Some of the questions you should ask include:
·What does your current environment look like? What are the challenges in managing your environment? How do these challenges affect your business? What applications do you use? What is your software stack? What are your operating systems and software packages?
·Do you have specific requirements from a new storage solution? Do you want to improve performance, resilience, capacity? Have you considered other features like encryption? Is a single or multisite storage solution required? Do you want or intend to manage your own infrastructure, or would you consider a managed service?Have you considered a full or partial cloud-based solution or does your business need to contain full security control through an on-premise infrastructure solution?
·Have you fully considered how you will protect your data?The demands for data storage and its retrieval rise daily as does the ingenuity of cyber-attacks and ransomware.What plans have you in place for your Data Back-up and Disaster Recovery in the event of an attack and ultimately for Business Continuity?

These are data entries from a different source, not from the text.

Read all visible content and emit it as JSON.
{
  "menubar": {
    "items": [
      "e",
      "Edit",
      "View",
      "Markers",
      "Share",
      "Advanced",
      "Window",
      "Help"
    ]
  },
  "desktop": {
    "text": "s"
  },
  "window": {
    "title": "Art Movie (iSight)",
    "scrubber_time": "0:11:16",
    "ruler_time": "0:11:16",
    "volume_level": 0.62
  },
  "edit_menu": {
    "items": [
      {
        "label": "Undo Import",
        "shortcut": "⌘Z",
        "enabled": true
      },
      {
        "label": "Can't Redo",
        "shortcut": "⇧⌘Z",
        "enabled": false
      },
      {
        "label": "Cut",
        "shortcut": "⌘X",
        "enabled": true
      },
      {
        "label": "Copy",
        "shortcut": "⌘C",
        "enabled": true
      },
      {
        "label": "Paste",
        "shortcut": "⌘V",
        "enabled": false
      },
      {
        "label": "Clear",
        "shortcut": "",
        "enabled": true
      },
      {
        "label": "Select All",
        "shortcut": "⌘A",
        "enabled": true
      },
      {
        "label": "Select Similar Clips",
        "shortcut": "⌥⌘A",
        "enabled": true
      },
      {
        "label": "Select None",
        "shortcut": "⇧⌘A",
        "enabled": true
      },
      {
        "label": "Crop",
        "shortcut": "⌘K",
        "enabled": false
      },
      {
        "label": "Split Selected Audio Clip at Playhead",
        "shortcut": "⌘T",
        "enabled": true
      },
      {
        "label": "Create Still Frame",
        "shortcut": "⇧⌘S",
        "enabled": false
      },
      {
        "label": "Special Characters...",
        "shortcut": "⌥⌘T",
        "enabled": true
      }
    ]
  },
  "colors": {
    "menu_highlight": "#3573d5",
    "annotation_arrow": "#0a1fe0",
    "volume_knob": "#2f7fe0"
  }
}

·How will you migrate to your new system? How much data needs to be migrated? What type of data is it? What migration tools will you use? What is the timeframe for completion of migration? Who has responsibility for migration? Do you need to migrate all your data?

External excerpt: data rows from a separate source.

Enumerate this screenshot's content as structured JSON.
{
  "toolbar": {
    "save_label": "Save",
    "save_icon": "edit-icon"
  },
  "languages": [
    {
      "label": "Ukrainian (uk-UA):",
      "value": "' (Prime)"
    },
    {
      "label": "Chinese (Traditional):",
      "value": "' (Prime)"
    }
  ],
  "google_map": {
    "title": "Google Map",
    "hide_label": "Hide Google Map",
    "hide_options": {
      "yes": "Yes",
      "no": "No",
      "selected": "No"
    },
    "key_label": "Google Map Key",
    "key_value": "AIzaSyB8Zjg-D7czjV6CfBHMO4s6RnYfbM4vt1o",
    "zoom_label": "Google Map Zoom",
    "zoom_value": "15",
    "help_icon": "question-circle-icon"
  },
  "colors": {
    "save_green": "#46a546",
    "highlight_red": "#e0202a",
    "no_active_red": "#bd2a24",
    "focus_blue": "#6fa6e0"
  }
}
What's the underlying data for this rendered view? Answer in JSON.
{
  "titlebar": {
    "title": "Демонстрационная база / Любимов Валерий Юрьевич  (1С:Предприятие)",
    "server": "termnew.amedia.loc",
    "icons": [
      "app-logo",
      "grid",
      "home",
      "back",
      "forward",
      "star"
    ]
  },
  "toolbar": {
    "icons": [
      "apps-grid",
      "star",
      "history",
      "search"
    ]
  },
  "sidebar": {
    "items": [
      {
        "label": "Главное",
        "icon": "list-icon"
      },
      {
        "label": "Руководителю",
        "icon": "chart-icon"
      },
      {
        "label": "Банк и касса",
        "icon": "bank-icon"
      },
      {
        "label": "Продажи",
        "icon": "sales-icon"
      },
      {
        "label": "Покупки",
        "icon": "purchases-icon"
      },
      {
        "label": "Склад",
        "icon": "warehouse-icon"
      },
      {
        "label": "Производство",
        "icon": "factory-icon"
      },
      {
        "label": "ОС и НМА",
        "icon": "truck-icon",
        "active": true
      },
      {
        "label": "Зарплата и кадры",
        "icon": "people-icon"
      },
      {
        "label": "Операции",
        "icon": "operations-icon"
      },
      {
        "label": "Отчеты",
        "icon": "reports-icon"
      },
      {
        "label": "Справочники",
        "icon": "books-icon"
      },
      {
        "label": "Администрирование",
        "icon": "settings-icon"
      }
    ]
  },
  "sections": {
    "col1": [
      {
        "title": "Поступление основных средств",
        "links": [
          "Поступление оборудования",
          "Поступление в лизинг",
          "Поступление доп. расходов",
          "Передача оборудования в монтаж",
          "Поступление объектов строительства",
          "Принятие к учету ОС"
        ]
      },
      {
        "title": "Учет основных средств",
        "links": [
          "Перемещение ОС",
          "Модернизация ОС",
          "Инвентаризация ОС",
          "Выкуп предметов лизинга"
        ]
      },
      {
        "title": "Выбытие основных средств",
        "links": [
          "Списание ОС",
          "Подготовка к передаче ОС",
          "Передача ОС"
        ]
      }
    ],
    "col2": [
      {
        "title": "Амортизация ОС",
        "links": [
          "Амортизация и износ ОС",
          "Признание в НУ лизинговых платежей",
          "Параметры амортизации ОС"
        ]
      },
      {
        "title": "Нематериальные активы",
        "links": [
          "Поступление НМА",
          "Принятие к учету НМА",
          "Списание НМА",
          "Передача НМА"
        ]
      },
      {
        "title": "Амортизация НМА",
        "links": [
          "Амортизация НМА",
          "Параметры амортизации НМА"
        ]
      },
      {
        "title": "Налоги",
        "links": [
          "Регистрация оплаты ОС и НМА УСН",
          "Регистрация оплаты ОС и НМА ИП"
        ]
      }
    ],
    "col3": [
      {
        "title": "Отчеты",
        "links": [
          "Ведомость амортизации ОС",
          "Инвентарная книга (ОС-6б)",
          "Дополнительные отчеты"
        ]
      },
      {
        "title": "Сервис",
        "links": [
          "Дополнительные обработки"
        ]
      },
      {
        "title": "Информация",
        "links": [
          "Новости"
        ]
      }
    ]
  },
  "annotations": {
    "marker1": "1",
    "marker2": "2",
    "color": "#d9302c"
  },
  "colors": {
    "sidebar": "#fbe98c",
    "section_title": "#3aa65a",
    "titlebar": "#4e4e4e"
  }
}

·What is your budget? Capital expenditure or Operational expenditure through a consumption-based payment structure?
·What is your time frame? Looking ahead, what length of support do you need? Three years, five years, more or less? And critically, how is your new enterprise storage system expected to grow and scale over time? What the objectives might there be over a three to five year period? How might your objectives change over time and how might your data solution need to adapt too?
As well as multiple things to consider, and an infinite number of individual needs, there are also now an ever increasing number of new technologies changing the way organisations can approach data storage. It’s no surprise that business can get confused and overwhelmed when it comes to planning the best solution for them.
Too often, we meet customers who simply haven’t engaged early enough for the plan they have in place. For big organisations, storage projects can take months, even years to complete, so it’s crucial you engage early. We also face issues with limited capacity, where the project hasn’t been planned correctly so halfway through, our IT teams find they are running out of capacity. This can grind projects to a halt. Ensure everything is pre-planned and in place before embarking on a new project.
Another common pitfall for organisations is that they misjudge the amount of data storage they will actually require – it is hard to plan what the business is going to need for the next four to seven years (a typical storage investment cycle).
Broadly speaking the main options when it comes to data storage fall into a number of categories
Infrastructure as a Service (IaaS)
IT service providers are expanding the number of ‘as a service’ offerings and it’s now commonplace for organisations to spread some IT costs via monthly subscriptions. This enables organisations to scale up and down within a business landscape that is ever-changing. Flexible capacity storage options such as IaaS and SaaS are enabling organisations to move away from capex investment to models whereby they pay for the storage consumed on a monthly, quarterly or annual basis. Businesses can also adopt pay per use data storage models using hardware located on their own site, with options to buy at the end of the arrangement.
Hybrid solutions are an increasingly popular option which combine the flexibility of private or public cloud storage for less sensitive data with the security of on-site storage for business-critical and/or sensitive data.
Tiered storage solutions
Similarly, organisations are implementing tiered storage – whereby different categories of data are assigned to various types of storage media – as a means of adopting the most appropriate technology to suit the data being stored and to reduce total storagecost. Flash storage technology is evolving and it is likely that Flash memory will be utilised to boost system performance. As costs continue to fall, we expect to see more data transferred to fast reliable Flash storage.
A counter to this is the emergence of in-built storage. Many customers are opting for storage built directly into their hardware infrastructure, thereby removing the need for separate storage devices.
Software Defined Storage (SDS)
In addition to investing in new data storage infrastructure, Software Defined Storage (SDS) allows organisations to become more agile in how they take advantage of virtualisation without requiring the purchase of new hardware. It enables the use of multiple types of storage hardware to provide a simple to use platform which can easily be upgraded. This can be an ideal solution for organisations looking to integrate existing IT equipment with new storage capacity. The advent and maturity of SDS and widespread use of hypervisors means it’s easier to mix storage/ servers and network vendors, giving buyers greater flexibility to suit their individual data storage needs than ever before and the ability to shop around.
The data landscape is constantly evolving, creating demand for new better storage solutions that cater for the huge variety of business needs. Businesses must properly consider their needs, plan accordingly and seek expert help and guidance when they need to implement the best system for them, both now, and in the future.